You don't really need to contemplate killing someone for it to be first degree murder.

The instructions below were actual jury instructions in murder cases in Nevada, where I practiced and represented 5 men on Death Row. The instructions tell the jury that the defendant does not need to premeditate a murder for it to qualify as a first degree murder. The defendant only has to have an “instantaneous” thought of murdering the person. It is unclear how this instant thought qualifies as any kind of premeditation. Further troubling, the instructions did not define deliberation, which is an entirely separate and required element of first degree murder.


Premeditation need not be for a day, an hour or even a minute.  It may be as instantaneous as successive thoughts of the mind.  For if the jury believes from the evidence that the act constituting the killing has been preceded by and has been the result of premeditation, no matter how rapidly the premeditation is followed by the act constituting the killing, it is willful, deliberate and premeditated murder.

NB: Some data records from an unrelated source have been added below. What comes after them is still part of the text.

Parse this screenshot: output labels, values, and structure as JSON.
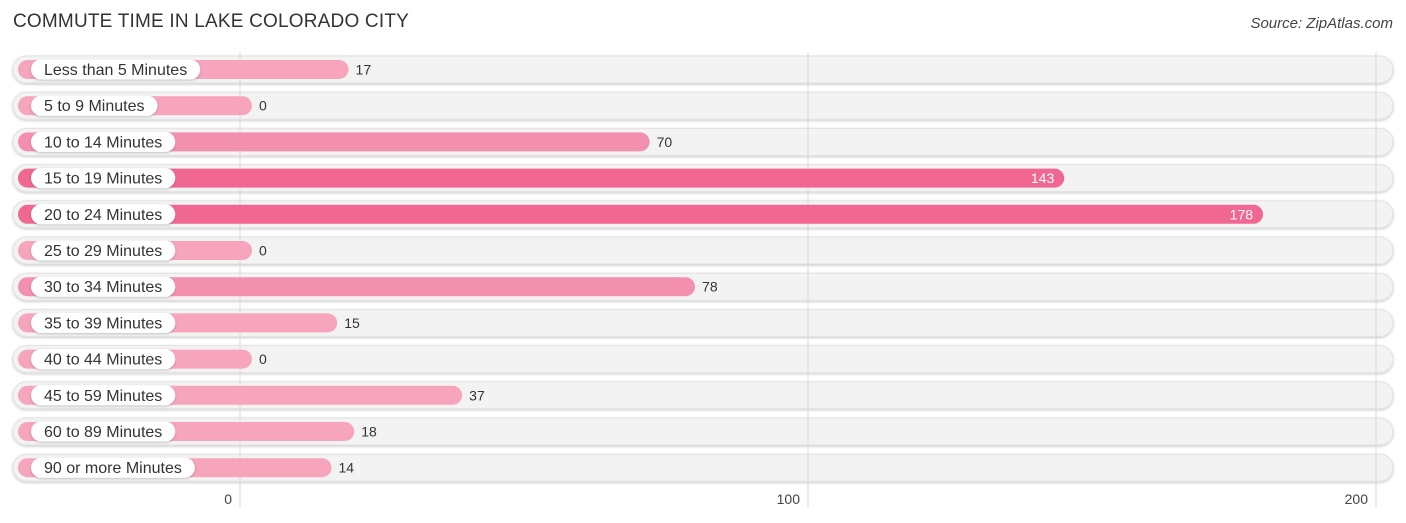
{
  "header": {
    "title": "COMMUTE TIME IN LAKE COLORADO CITY",
    "source": "Source: ZipAtlas.com"
  },
  "colors": {
    "bar_light": "#f6a5bd",
    "bar_medium": "#f490af",
    "bar_dark": "#f06892",
    "track": "#f3f3f3",
    "label_text": "#333333",
    "value_inside": "#ffffff",
    "value_outside": "#333333"
  },
  "chart_data": {
    "type": "bar",
    "orientation": "horizontal",
    "title": "COMMUTE TIME IN LAKE COLORADO CITY",
    "xlabel": "",
    "ylabel": "",
    "categories": [
      "Less than 5 Minutes",
      "5 to 9 Minutes",
      "10 to 14 Minutes",
      "15 to 19 Minutes",
      "20 to 24 Minutes",
      "25 to 29 Minutes",
      "30 to 34 Minutes",
      "35 to 39 Minutes",
      "40 to 44 Minutes",
      "45 to 59 Minutes",
      "60 to 89 Minutes",
      "90 or more Minutes"
    ],
    "values": [
      17,
      0,
      70,
      143,
      178,
      0,
      78,
      15,
      0,
      37,
      18,
      14
    ],
    "xlim": [
      0,
      200
    ],
    "xticks": [
      0,
      100,
      200
    ],
    "xtick_labels": [
      "0",
      "100",
      "200"
    ],
    "grid": true,
    "legend": "none"
  }
}
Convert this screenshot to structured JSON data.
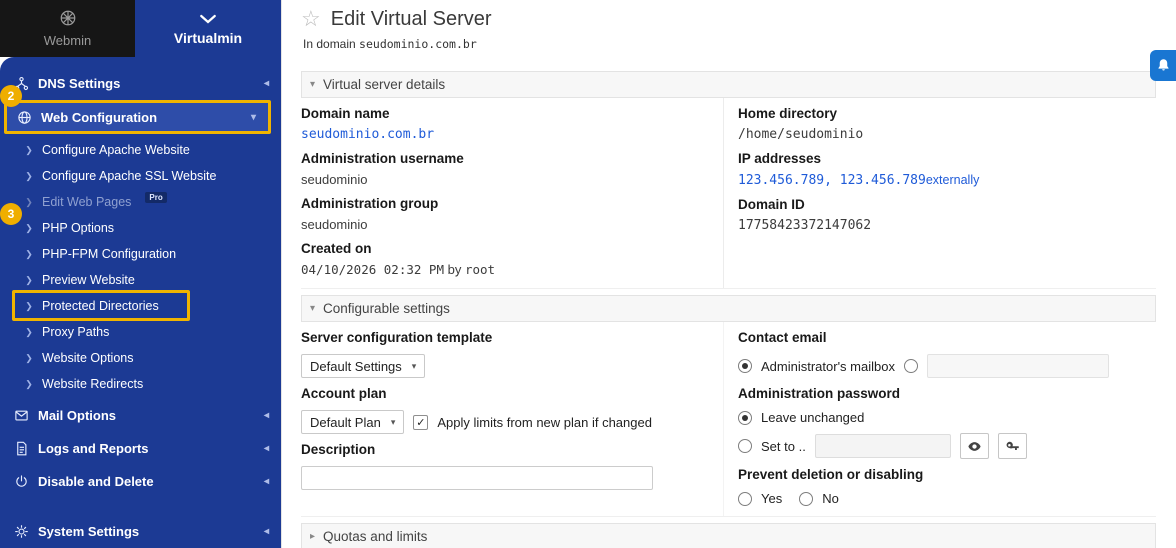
{
  "app": {
    "tabs": {
      "webmin": "Webmin",
      "virtualmin": "Virtualmin"
    }
  },
  "sidebar": {
    "badges": {
      "web_configuration": "2",
      "php_options": "3"
    },
    "categories": {
      "dns": "DNS Settings",
      "web": "Web Configuration",
      "mail": "Mail Options",
      "logs": "Logs and Reports",
      "disable": "Disable and Delete",
      "system": "System Settings"
    },
    "web_subitems": [
      "Configure Apache Website",
      "Configure Apache SSL Website",
      "Edit Web Pages",
      "PHP Options",
      "PHP-FPM Configuration",
      "Preview Website",
      "Protected Directories",
      "Proxy Paths",
      "Website Options",
      "Website Redirects"
    ],
    "pro_badge": "Pro"
  },
  "header": {
    "title": "Edit Virtual Server",
    "domain_prefix": "In domain",
    "domain": "seudominio.com.br"
  },
  "details": {
    "title": "Virtual server details",
    "domain_name_label": "Domain name",
    "domain_name": "seudominio.com.br",
    "admin_username_label": "Administration username",
    "admin_username": "seudominio",
    "admin_group_label": "Administration group",
    "admin_group": "seudominio",
    "created_label": "Created on",
    "created_datetime": "04/10/2026 02:32 PM",
    "created_by": "by",
    "created_user": "root",
    "home_dir_label": "Home directory",
    "home_dir": "/home/seudominio",
    "ip_label": "IP addresses",
    "ip_value": "123.456.789, 123.456.789",
    "ip_suffix": "externally",
    "domain_id_label": "Domain ID",
    "domain_id": "17758423372147062"
  },
  "config": {
    "title": "Configurable settings",
    "template_label": "Server configuration template",
    "template_value": "Default Settings",
    "plan_label": "Account plan",
    "plan_value": "Default Plan",
    "plan_checkbox": "Apply limits from new plan if changed",
    "description_label": "Description",
    "contact_label": "Contact email",
    "contact_option1": "Administrator's mailbox",
    "password_label": "Administration password",
    "password_option1": "Leave unchanged",
    "password_option2": "Set to ..",
    "prevent_label": "Prevent deletion or disabling",
    "prevent_yes": "Yes",
    "prevent_no": "No"
  },
  "quotas": {
    "title": "Quotas and limits"
  },
  "colors": {
    "sidebar_blue": "#1c3a94",
    "active_row_blue": "#2e4da9",
    "highlight_gold": "#f0b400",
    "badge_yellow": "#efae00",
    "link_blue": "#1f5bd8",
    "bell_blue": "#1976d2"
  }
}
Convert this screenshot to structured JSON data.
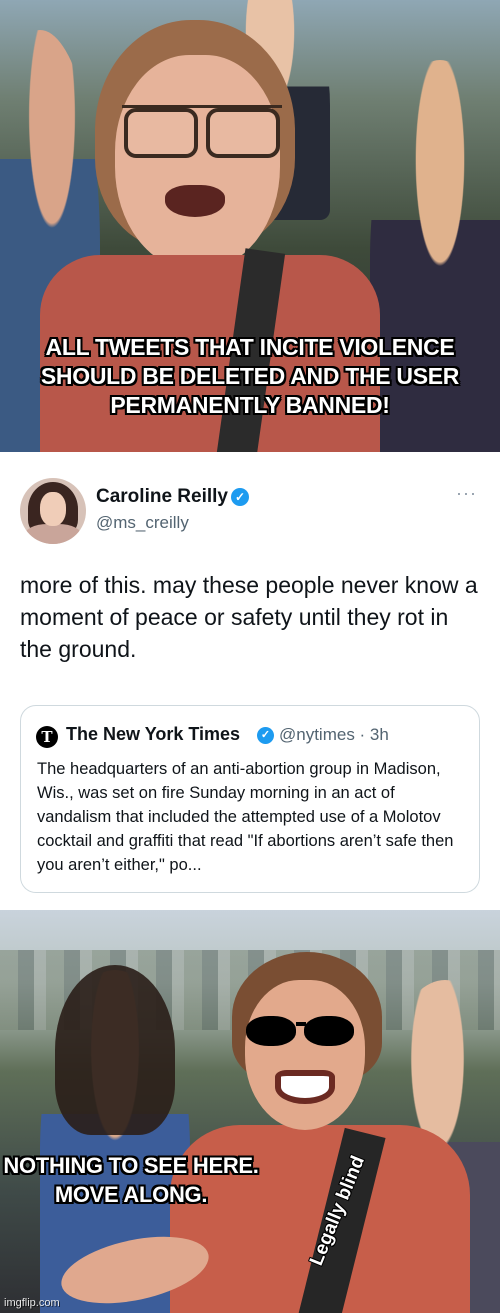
{
  "top_panel": {
    "caption": "ALL TWEETS THAT INCITE VIOLENCE SHOULD BE DELETED AND THE USER PERMANENTLY BANNED!"
  },
  "tweet": {
    "author_name": "Caroline Reilly",
    "handle": "@ms_creilly",
    "body": "more of this. may these people never know a moment of peace or safety until they rot in the ground.",
    "quoted": {
      "author_name": "The New York Times",
      "handle": "@nytimes · 3h",
      "text": "The headquarters of an anti-abortion group in Madison, Wis., was set on fire Sunday morning in an act of vandalism that included the attempted use of a Molotov cocktail and graffiti that read \"If abortions aren’t safe then you aren’t either,\" po..."
    }
  },
  "bottom_panel": {
    "caption": "NOTHING TO SEE HERE. MOVE ALONG.",
    "strap_label": "Legally blind",
    "watermark": "imgflip.com"
  },
  "colors": {
    "verified_blue": "#1d9bf0",
    "tweet_text": "#0f1419",
    "handle_gray": "#536471",
    "card_border": "#cfd9de"
  }
}
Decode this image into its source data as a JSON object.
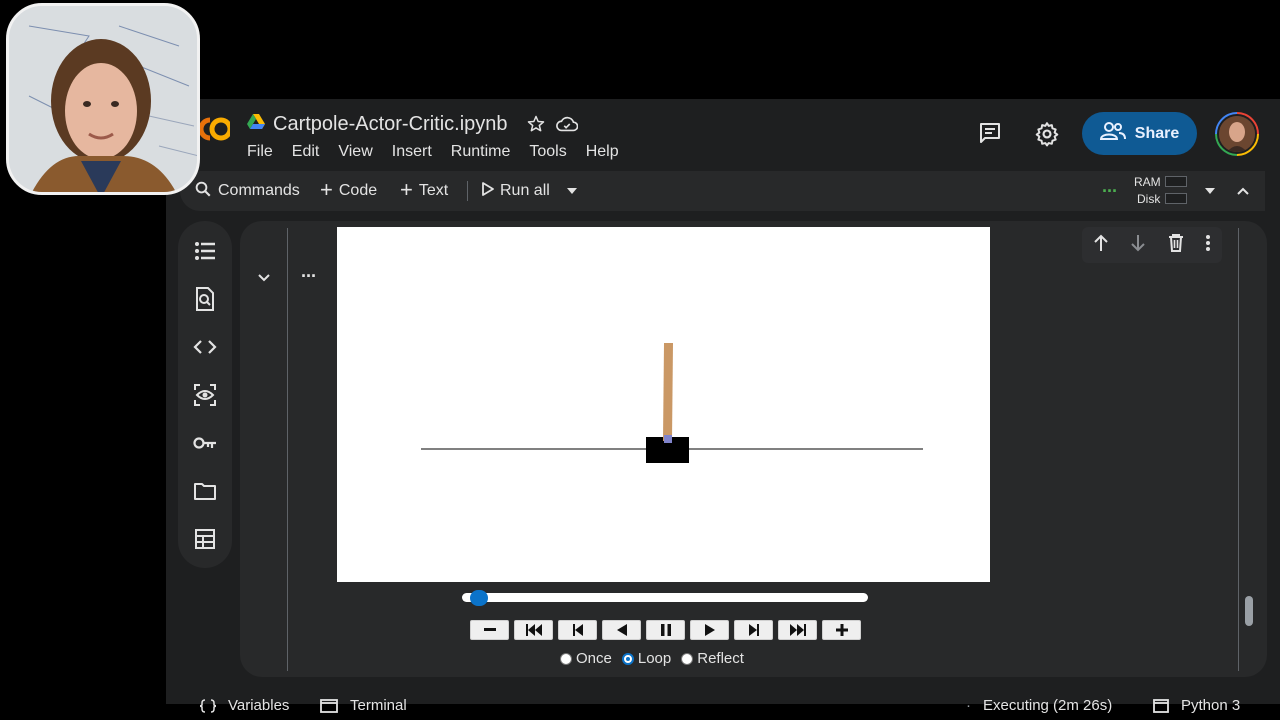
{
  "notebook": {
    "filename": "Cartpole-Actor-Critic.ipynb"
  },
  "menu": [
    "File",
    "Edit",
    "View",
    "Insert",
    "Runtime",
    "Tools",
    "Help"
  ],
  "header": {
    "share_label": "Share"
  },
  "toolbar": {
    "commands_label": "Commands",
    "code_label": "Code",
    "text_label": "Text",
    "run_all_label": "Run all",
    "ram_label": "RAM",
    "disk_label": "Disk"
  },
  "animation": {
    "frame_position": 0.02,
    "loop_mode": "Loop",
    "radio_labels": [
      "Once",
      "Loop",
      "Reflect"
    ],
    "buttons": [
      "minus",
      "first-frame",
      "prev-frame",
      "reverse",
      "pause",
      "play",
      "next-frame",
      "last-frame",
      "plus"
    ]
  },
  "statusbar": {
    "variables_label": "Variables",
    "terminal_label": "Terminal",
    "executing_label": "Executing (2m 26s)",
    "runtime_label": "Python 3"
  },
  "colors": {
    "accent": "#0b73c9",
    "share_bg": "#0f5a94",
    "pole": "#ca9865",
    "cart": "#000000",
    "axle": "#8184cb"
  }
}
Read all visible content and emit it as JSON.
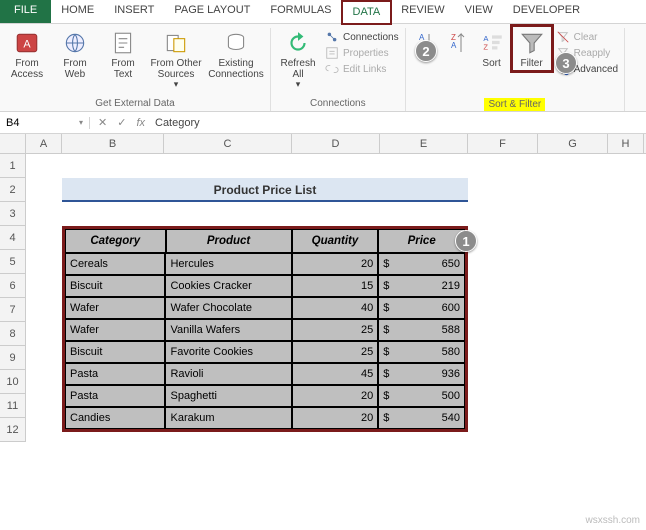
{
  "tabs": {
    "file": "FILE",
    "home": "HOME",
    "insert": "INSERT",
    "page": "PAGE LAYOUT",
    "formulas": "FORMULAS",
    "data": "DATA",
    "review": "REVIEW",
    "view": "VIEW",
    "developer": "DEVELOPER"
  },
  "ribbon": {
    "ext": {
      "access": "From Access",
      "web": "From Web",
      "text": "From Text",
      "other": "From Other Sources",
      "other2": "",
      "existing": "Existing Connections",
      "label": "Get External Data"
    },
    "conn": {
      "refresh": "Refresh All",
      "refresh2": "",
      "c1": "Connections",
      "c2": "Properties",
      "c3": "Edit Links",
      "label": "Connections"
    },
    "sort": {
      "sort": "Sort",
      "filter": "Filter",
      "f1": "Clear",
      "f2": "Reapply",
      "f3": "Advanced",
      "label": "Sort & Filter"
    }
  },
  "fbar": {
    "name": "B4",
    "fx": "fx",
    "value": "Category"
  },
  "cols": [
    "A",
    "B",
    "C",
    "D",
    "E",
    "F",
    "G",
    "H"
  ],
  "rows": [
    "1",
    "2",
    "3",
    "4",
    "5",
    "6",
    "7",
    "8",
    "9",
    "10",
    "11",
    "12"
  ],
  "title": "Product Price List",
  "headers": {
    "cat": "Category",
    "prod": "Product",
    "qty": "Quantity",
    "price": "Price"
  },
  "data": [
    {
      "cat": "Cereals",
      "prod": "Hercules",
      "qty": "20",
      "cur": "$",
      "price": "650"
    },
    {
      "cat": "Biscuit",
      "prod": "Cookies Cracker",
      "qty": "15",
      "cur": "$",
      "price": "219"
    },
    {
      "cat": "Wafer",
      "prod": "Wafer Chocolate",
      "qty": "40",
      "cur": "$",
      "price": "600"
    },
    {
      "cat": "Wafer",
      "prod": "Vanilla Wafers",
      "qty": "25",
      "cur": "$",
      "price": "588"
    },
    {
      "cat": "Biscuit",
      "prod": "Favorite Cookies",
      "qty": "25",
      "cur": "$",
      "price": "580"
    },
    {
      "cat": "Pasta",
      "prod": "Ravioli",
      "qty": "45",
      "cur": "$",
      "price": "936"
    },
    {
      "cat": "Pasta",
      "prod": "Spaghetti",
      "qty": "20",
      "cur": "$",
      "price": "500"
    },
    {
      "cat": "Candies",
      "prod": "Karakum",
      "qty": "20",
      "cur": "$",
      "price": "540"
    }
  ],
  "callouts": {
    "c1": "1",
    "c2": "2",
    "c3": "3"
  },
  "watermark": "wsxssh.com",
  "chart_data": {
    "type": "table",
    "title": "Product Price List",
    "columns": [
      "Category",
      "Product",
      "Quantity",
      "Price"
    ],
    "rows": [
      [
        "Cereals",
        "Hercules",
        20,
        650
      ],
      [
        "Biscuit",
        "Cookies Cracker",
        15,
        219
      ],
      [
        "Wafer",
        "Wafer Chocolate",
        40,
        600
      ],
      [
        "Wafer",
        "Vanilla Wafers",
        25,
        588
      ],
      [
        "Biscuit",
        "Favorite Cookies",
        25,
        580
      ],
      [
        "Pasta",
        "Ravioli",
        45,
        936
      ],
      [
        "Pasta",
        "Spaghetti",
        20,
        500
      ],
      [
        "Candies",
        "Karakum",
        20,
        540
      ]
    ],
    "currency": "$"
  }
}
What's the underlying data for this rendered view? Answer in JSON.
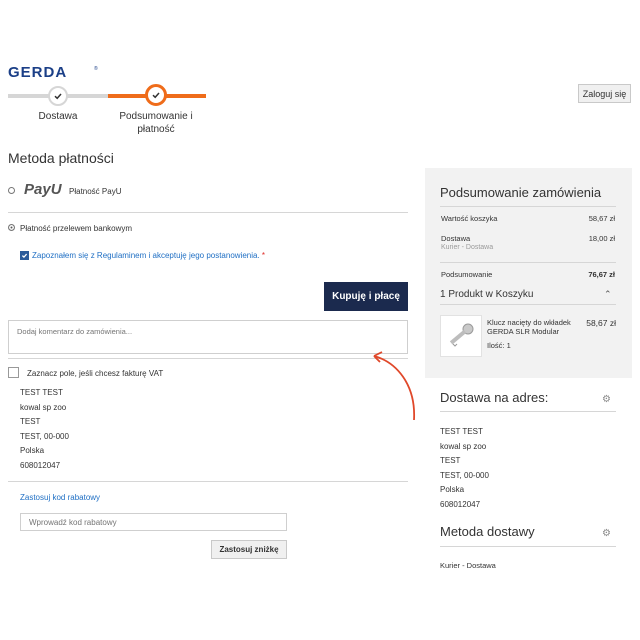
{
  "header": {
    "logo_text": "GERDA",
    "login_label": "Zaloguj się"
  },
  "progress": {
    "steps": [
      {
        "label": "Dostawa",
        "state": "done"
      },
      {
        "label": "Podsumowanie i płatność",
        "state": "current"
      }
    ]
  },
  "payment": {
    "title": "Metoda płatności",
    "payu_brand": "PayU",
    "payu_label": "Płatność PayU",
    "transfer_label": "Płatność przelewem bankowym",
    "terms_text": "Zapoznałem się z Regulaminem i akceptuję jego postanowienia.",
    "terms_required_mark": "*",
    "buy_button": "Kupuję i płacę",
    "comment_placeholder": "Dodaj komentarz do zamówienia..."
  },
  "invoice": {
    "checkbox_label": "Zaznacz pole, jeśli chcesz fakturę VAT"
  },
  "billing_address": {
    "lines": [
      "TEST TEST",
      "kowal sp zoo",
      "TEST",
      "TEST, 00-000",
      "Polska"
    ],
    "phone": "608012047"
  },
  "discount": {
    "link_label": "Zastosuj kod rabatowy",
    "placeholder": "Wprowadź kod rabatowy",
    "apply_button": "Zastosuj zniżkę"
  },
  "summary": {
    "title": "Podsumowanie zamówienia",
    "cart_value_label": "Wartość koszyka",
    "cart_value": "58,67 zł",
    "shipping_label": "Dostawa",
    "shipping_value": "18,00 zł",
    "shipping_method_sub": "Kurier - Dostawa",
    "total_label": "Podsumowanie",
    "total_value": "76,67 zł",
    "cart_items_label": "1 Produkt w Koszyku",
    "product": {
      "name": "Klucz nacięty do wkładek GERDA SLR Modular",
      "price": "58,67 zł",
      "qty": "Ilość: 1"
    }
  },
  "delivery_address": {
    "title": "Dostawa na adres:",
    "lines": [
      "TEST TEST",
      "kowal sp zoo",
      "TEST",
      "TEST, 00-000",
      "Polska"
    ],
    "phone": "608012047"
  },
  "delivery_method": {
    "title": "Metoda dostawy",
    "value": "Kurier - Dostawa"
  },
  "colors": {
    "accent": "#ef6c1a",
    "primary_button": "#1b2a4e",
    "brand_blue": "#1b3f87",
    "link": "#1f6fc4"
  }
}
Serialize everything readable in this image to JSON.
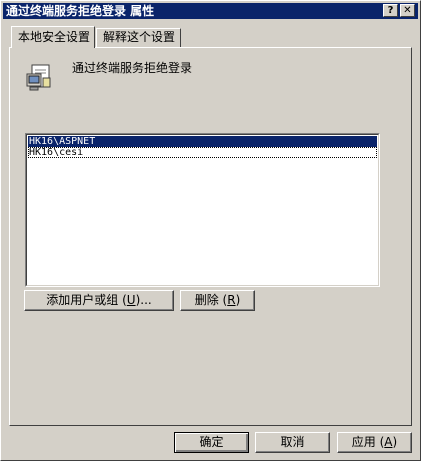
{
  "window": {
    "title": "通过终端服务拒绝登录 属性",
    "help_label": "?",
    "close_label": "✕"
  },
  "tabs": [
    {
      "label": "本地安全设置",
      "active": true
    },
    {
      "label": "解释这个设置",
      "active": false
    }
  ],
  "policy": {
    "icon": "policy-document-icon",
    "name": "通过终端服务拒绝登录"
  },
  "accounts": {
    "items": [
      {
        "label": "HK16\\ASPNET",
        "selected": true
      },
      {
        "label": "HK16\\cesi",
        "selected": false
      }
    ]
  },
  "actions": {
    "add_prefix": "添加用户或组 (",
    "add_key": "U",
    "add_suffix": ")...",
    "remove_prefix": "删除 (",
    "remove_key": "R",
    "remove_suffix": ")"
  },
  "dialog_buttons": {
    "ok": "确定",
    "cancel": "取消",
    "apply_prefix": "应用 (",
    "apply_key": "A",
    "apply_suffix": ")"
  },
  "colors": {
    "titlebar": "#0a246a",
    "face": "#d4d0c8",
    "selection": "#0a246a"
  }
}
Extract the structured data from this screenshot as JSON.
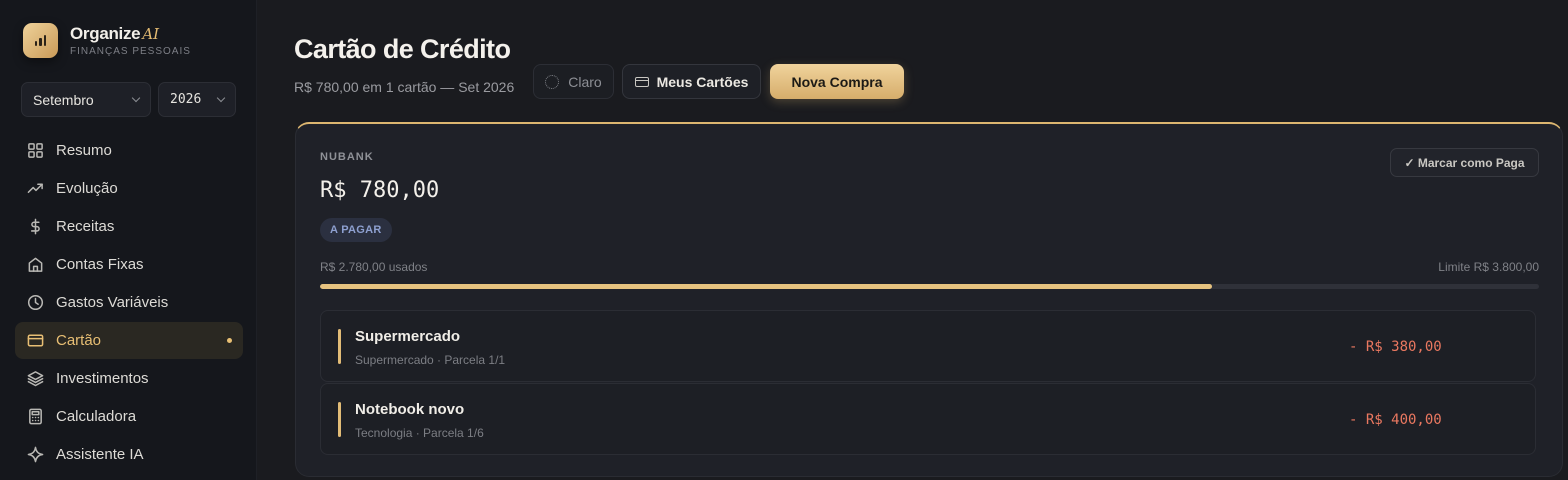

Murder of the Second Degree is murder with malice aforethought, but without the admixture of premeditation.   All murder which is not Murder of the First Degree is Murder of the Second Degree.


Jury Instruction from the files of Glynn B. Cartledge, Esq.